[What to work on]: Report every line in the records below that holds the word "heading".

-- Listed records follows --

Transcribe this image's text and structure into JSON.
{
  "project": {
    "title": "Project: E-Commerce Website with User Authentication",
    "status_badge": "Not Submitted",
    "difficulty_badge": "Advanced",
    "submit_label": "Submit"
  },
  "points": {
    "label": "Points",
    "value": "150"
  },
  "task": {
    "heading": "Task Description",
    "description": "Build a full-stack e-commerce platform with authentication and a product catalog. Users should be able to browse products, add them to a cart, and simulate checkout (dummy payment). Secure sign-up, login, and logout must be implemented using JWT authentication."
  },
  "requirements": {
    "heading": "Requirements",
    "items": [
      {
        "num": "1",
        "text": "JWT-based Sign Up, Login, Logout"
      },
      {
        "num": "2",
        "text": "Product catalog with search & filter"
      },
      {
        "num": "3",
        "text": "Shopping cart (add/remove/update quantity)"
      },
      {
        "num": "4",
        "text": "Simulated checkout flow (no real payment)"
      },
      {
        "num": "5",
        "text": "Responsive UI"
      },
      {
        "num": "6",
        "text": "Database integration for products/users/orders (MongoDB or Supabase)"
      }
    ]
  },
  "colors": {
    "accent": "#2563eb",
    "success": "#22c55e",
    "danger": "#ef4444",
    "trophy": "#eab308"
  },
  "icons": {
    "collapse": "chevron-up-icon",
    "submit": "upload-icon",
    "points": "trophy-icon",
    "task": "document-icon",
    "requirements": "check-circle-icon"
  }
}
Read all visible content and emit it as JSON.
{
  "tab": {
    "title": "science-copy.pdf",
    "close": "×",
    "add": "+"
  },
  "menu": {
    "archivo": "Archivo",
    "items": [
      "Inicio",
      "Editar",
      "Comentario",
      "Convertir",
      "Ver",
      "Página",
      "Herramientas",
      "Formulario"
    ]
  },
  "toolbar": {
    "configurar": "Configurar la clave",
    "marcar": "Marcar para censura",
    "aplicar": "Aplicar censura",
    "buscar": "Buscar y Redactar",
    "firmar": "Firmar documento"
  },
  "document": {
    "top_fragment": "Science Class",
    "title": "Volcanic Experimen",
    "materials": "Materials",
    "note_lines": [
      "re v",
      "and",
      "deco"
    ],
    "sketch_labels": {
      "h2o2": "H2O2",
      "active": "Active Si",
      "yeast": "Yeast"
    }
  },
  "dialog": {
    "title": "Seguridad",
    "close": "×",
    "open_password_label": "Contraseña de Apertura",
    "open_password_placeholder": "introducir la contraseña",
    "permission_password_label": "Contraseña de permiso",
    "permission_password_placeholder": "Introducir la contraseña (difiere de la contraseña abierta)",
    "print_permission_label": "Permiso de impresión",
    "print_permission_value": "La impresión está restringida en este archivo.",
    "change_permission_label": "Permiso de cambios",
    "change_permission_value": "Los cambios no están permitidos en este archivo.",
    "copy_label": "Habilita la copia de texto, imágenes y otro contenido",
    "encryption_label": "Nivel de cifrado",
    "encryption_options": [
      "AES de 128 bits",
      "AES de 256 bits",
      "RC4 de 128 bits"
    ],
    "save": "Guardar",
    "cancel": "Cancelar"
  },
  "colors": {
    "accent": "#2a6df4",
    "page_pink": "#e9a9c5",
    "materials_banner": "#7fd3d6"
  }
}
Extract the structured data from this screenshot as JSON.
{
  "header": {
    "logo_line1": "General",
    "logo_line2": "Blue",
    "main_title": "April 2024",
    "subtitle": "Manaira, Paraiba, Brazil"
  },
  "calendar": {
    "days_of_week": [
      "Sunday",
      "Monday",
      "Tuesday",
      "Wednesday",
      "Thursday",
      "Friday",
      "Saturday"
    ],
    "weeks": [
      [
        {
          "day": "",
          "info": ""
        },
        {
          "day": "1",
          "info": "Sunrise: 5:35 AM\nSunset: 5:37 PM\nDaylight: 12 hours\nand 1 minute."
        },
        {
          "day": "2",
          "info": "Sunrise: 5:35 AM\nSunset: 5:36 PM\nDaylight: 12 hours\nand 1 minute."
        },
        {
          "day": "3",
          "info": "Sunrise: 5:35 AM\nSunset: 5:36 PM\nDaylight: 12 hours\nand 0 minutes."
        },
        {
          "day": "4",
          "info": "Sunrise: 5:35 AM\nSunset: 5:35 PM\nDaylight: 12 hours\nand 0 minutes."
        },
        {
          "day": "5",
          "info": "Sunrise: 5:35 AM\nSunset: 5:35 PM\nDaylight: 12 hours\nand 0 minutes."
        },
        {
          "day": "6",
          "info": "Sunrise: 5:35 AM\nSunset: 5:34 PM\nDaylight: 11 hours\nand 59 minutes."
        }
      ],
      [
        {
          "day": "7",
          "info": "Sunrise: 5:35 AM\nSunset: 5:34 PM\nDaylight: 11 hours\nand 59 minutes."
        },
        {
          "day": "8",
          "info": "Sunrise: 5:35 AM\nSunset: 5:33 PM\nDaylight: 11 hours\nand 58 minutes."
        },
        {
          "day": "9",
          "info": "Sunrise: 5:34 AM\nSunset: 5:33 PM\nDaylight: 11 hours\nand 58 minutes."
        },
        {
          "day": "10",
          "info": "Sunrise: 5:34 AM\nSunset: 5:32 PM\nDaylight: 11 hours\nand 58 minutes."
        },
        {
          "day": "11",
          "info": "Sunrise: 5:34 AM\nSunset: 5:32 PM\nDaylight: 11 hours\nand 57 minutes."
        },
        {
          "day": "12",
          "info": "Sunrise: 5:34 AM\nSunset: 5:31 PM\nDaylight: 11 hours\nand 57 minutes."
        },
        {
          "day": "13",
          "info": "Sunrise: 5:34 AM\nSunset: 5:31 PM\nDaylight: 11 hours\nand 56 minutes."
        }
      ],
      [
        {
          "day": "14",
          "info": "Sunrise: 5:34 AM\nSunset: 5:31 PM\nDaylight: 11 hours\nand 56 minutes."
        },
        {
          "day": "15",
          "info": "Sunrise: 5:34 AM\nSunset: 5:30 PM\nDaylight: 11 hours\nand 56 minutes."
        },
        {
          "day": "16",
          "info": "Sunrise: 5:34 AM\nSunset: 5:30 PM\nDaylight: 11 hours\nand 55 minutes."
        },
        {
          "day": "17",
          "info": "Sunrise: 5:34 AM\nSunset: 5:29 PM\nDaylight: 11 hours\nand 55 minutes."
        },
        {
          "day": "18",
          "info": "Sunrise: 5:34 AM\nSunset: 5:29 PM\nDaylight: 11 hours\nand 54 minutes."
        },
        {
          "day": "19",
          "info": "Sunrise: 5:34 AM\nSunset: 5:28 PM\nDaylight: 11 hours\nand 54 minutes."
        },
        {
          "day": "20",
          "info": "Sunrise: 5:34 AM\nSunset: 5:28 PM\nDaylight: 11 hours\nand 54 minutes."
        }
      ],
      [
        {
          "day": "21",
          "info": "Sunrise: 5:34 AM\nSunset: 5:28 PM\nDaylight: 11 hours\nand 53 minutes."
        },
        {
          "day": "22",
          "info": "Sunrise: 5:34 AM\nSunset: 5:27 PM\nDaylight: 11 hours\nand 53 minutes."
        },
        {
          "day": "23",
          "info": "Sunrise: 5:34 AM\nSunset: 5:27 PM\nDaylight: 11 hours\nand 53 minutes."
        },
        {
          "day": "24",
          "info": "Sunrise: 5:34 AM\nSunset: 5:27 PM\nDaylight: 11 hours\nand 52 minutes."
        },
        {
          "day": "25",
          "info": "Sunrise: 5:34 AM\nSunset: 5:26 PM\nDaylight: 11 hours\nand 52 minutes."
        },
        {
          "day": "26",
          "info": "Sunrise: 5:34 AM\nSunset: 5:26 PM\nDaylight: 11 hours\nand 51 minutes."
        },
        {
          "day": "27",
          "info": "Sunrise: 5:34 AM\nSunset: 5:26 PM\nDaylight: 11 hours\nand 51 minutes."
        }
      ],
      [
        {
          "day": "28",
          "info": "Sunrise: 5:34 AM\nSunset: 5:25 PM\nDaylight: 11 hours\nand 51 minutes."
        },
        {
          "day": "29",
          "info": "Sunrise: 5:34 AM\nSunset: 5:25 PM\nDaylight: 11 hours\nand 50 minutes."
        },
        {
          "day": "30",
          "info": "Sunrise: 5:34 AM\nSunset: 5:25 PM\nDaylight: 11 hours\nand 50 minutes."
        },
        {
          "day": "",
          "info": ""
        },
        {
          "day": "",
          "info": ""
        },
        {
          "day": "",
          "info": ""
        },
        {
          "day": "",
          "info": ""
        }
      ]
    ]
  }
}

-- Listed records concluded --

[Answer section]:
    "heading": "Task Description",
    "heading": "Requirements",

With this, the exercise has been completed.